Orphan Works – the photographers nightmare

What is an Orphan Work?

Quite simply a creative work which has lost the information that would tell a viewer who created it.

Why are Orphan Works a problem for Photographers?

Because in the case of digital photographs, the information on who created (and owns the Copyright in) the image is scarily easy to remove. Some software does it automatically, without any knowledge of the user. Some less scrupulous operators remove it deliberately for their own purposes. However it happens, once that information on who the copyright holder is has gone, the image is an Orphan Work. And that puts it squarely in the sights of the the Digital Economy Bill, which the Government wants to enact. Which allows thieves to use that image with impunity.

Once an image becomes an Orphan Work, then it’s effectively free for the Government to licence at whatever rate they determine (which is very unlikely to take into account the true cost of producing that image by the creator), and hold the money in the (unlikely) event that the original creator discovers the use of their work. (Creator, as it’s not just photographers this affects, though it affects us the most). Meaning that unscrupulous operators can easily remove the identifying information then use the image without paying the creator the money that funds their business in creating such images.

And that can also be for uses that were never intended, and would never be licensed by the original creator. For example an image that was taken for use in a magazine to illustrate a specific point, with a great deal of context around it. That image once “Orphaned”, may then be licensed by the Government, with effective impunity, for advertising eg the BNP or a religious cult, or an embarrassing medical product or a campaign against AIDS to think of a few things that most folks may not want their image being used to advertise!

In a nutshell, it makes a complete mockery of any business that creates and licences images – and photographers and image libraries have every reason to be very worried by this Bill. After all, in an article to the British Journal of Photography, Paul Brown, BAPLA’s chairman puts it very succinctly “Imagine a photographer losing control of every image they shoot. Imagine not being able to instruct anyone how you want your work marketed or respected. Imagine not being paid directly for an image usage, but having to claim for a random share of an unknown pot of money. This is completely untenable and unacceptable.”

Why was the government wanting to introduce legislation over Orphan Works?

You may wonder why the Government would be trying to introduce such a thieves charter. Well, there is a real problem that currently museums and art galleries can’t show some old works of art to the public, for fear of being sued for copyright as they no longer have any way of discovering who the original creator was. However, these are very much the minority and very few people would argue that there shouldn’t be some kind of exception to allow such cultural use. But to extend it to wholesale sale of all images for commercial use by any business is just wrong. And that’s what the Government seems to have expanded an originally noble idea to encompass in their Digital Economy Bill. It’s not the only problem that exists with this Bill, but it is a very critical problem for all photographers – professional and amateur alike – who place their creative works anywhere where a thief can acquire them (especially, but not exclusively, the internet).

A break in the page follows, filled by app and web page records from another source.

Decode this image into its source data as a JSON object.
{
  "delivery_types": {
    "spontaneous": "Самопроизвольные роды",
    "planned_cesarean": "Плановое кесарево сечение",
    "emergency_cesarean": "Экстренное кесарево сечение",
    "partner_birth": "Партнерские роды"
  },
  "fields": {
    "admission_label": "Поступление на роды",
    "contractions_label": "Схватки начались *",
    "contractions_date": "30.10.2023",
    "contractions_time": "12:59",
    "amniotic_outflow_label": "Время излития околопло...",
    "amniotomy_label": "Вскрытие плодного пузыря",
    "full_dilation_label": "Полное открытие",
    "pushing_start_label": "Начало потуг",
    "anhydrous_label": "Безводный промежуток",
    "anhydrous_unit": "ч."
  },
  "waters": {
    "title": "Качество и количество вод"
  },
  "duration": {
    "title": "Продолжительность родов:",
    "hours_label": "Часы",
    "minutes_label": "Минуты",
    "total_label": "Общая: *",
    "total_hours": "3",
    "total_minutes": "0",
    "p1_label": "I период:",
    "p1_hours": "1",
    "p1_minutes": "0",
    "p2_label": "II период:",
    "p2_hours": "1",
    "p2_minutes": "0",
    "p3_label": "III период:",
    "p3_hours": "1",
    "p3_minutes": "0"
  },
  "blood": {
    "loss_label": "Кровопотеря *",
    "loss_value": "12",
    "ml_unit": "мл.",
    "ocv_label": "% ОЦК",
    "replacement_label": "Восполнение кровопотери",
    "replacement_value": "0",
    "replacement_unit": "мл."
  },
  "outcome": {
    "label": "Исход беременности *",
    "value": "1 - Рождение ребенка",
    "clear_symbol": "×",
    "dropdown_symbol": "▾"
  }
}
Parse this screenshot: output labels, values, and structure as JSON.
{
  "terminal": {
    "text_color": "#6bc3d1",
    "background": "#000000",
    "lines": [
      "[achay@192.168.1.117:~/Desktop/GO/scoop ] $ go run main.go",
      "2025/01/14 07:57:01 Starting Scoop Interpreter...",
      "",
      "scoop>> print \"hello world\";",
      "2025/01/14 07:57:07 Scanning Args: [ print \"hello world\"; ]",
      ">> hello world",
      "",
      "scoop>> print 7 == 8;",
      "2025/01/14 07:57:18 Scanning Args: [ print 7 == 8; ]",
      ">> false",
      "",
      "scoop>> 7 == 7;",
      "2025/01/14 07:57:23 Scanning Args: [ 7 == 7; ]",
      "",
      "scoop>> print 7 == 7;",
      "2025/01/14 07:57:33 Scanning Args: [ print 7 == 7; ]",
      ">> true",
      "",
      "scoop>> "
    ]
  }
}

So what can I do to help against the photographers nightmare of Orphan Works?

Read here for more info.